Part of the small-business support scheme of which Boxer spoke today was affordable health care, which she said absolutely must contain a public option. U.S. Sen. Joseph Lieberman, I-Conn., this week said he’ll refuse to caucus with Senate Democrats to break a filibuster on any health care reform legislation containing a public option.
Boxer in 2006 was among Senate Democrats who went to Connecticut to stump for Lieberman in the Democratic primary – angering many of her more liberal constituents, given his support of the Iraq war and other stances – though she later supported Democratic nominee Ned Lamont in that year’s general election. And Senate Democrats have been kind to Lieberman since, including letting him keep his chairmanship of the U.S. Senate Homeland Security and Governmental Affairs Committee, in hopes he would caucus with them on vital votes such as this.
Asked today what she thought of Lieberman’s health care stance, Boxer replied she “can’t answer for him, I just want to say that we have to get this (health care reform) done.”
“All of our colleagues will be making important decisions, but at the end of the day, we can do this with a majority, not a super-majority,” she said, making it clear she was speaking for herself and not for Senate Democratic leaders.

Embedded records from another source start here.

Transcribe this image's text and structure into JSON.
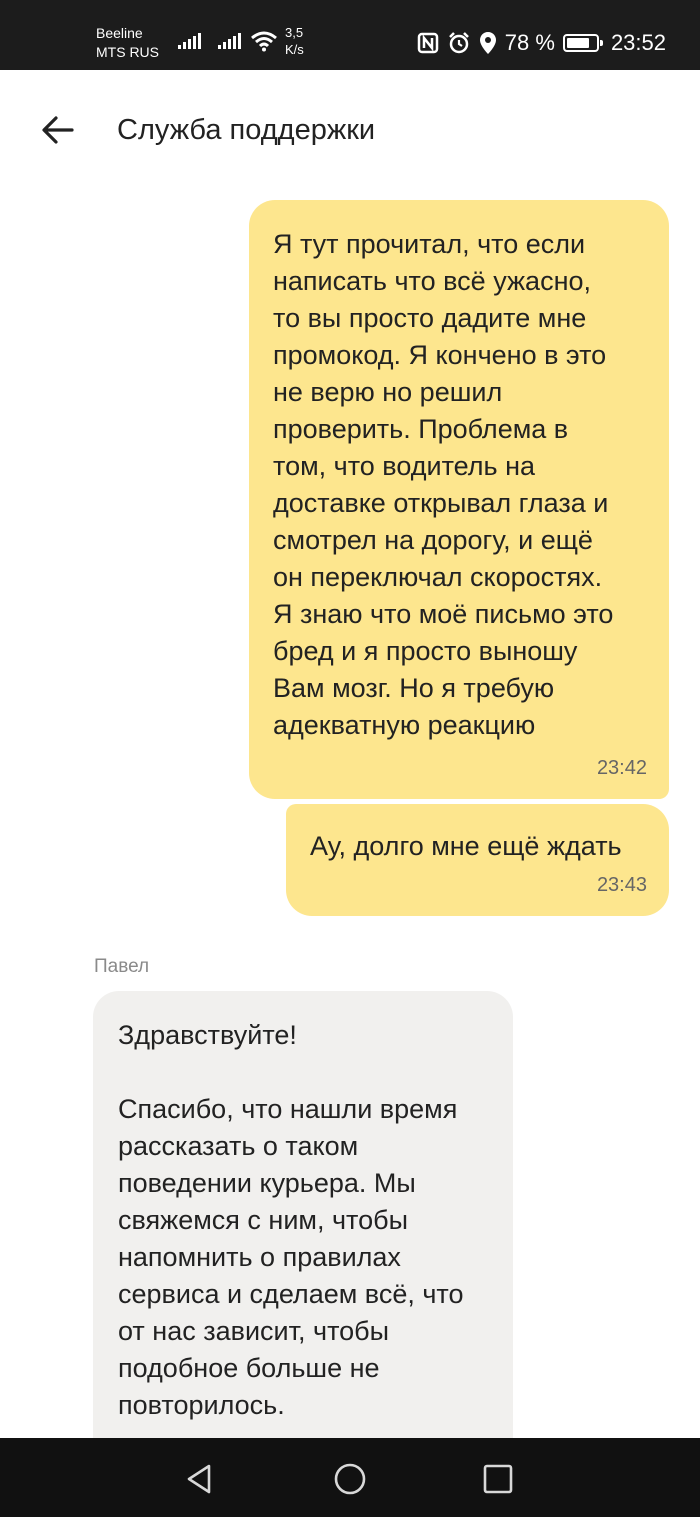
{
  "status_bar": {
    "carrier1": "Beeline",
    "carrier2": "MTS RUS",
    "speed_value": "3,5",
    "speed_unit": "K/s",
    "battery_level": "78 %",
    "battery_fraction": 0.78,
    "time": "23:52",
    "icons": [
      "signal-icon",
      "signal-icon",
      "wifi-icon",
      "nfc-icon",
      "alarm-icon",
      "location-icon",
      "battery-icon"
    ]
  },
  "header": {
    "back_icon": "arrow-left-icon",
    "title": "Служба поддержки"
  },
  "messages": [
    {
      "direction": "outgoing",
      "lines": [
        "Я тут прочитал, что если",
        "написать что всё ужасно,",
        "то вы просто дадите мне",
        "промокод. Я кончено в это",
        "не верю но решил",
        "проверить. Проблема в",
        "том, что водитель на",
        "доставке открывал глаза и",
        "смотрел на дорогу, и ещё",
        "он переключал скоростях.",
        "Я знаю что моё письмо это",
        "бред и я просто выношу",
        "Вам мозг. Но я требую",
        "адекватную реакцию"
      ],
      "time": "23:42"
    },
    {
      "direction": "outgoing",
      "lines": [
        "Ау, долго мне ещё ждать"
      ],
      "time": "23:43"
    },
    {
      "direction": "incoming",
      "sender": "Павел",
      "greeting": "Здравствуйте!",
      "lines": [
        "Спасибо, что нашли время",
        "рассказать о таком",
        "поведении курьера. Мы",
        "свяжемся с ним, чтобы",
        "напомнить о правилах",
        "сервиса и сделаем всё, что",
        "от нас зависит, чтобы",
        "подобное больше не",
        "повторилось."
      ]
    }
  ],
  "nav_bar": {
    "buttons": [
      "back-triangle-icon",
      "home-circle-icon",
      "recents-square-icon"
    ]
  }
}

Democrats would need 60 votes for cloture to overcome a Republican filibuster and bring a health-care bill to the floor for a final vote, but there’s been talk that they might use a procedure called “budget reconciliation” to move the bill through with just 50 votes.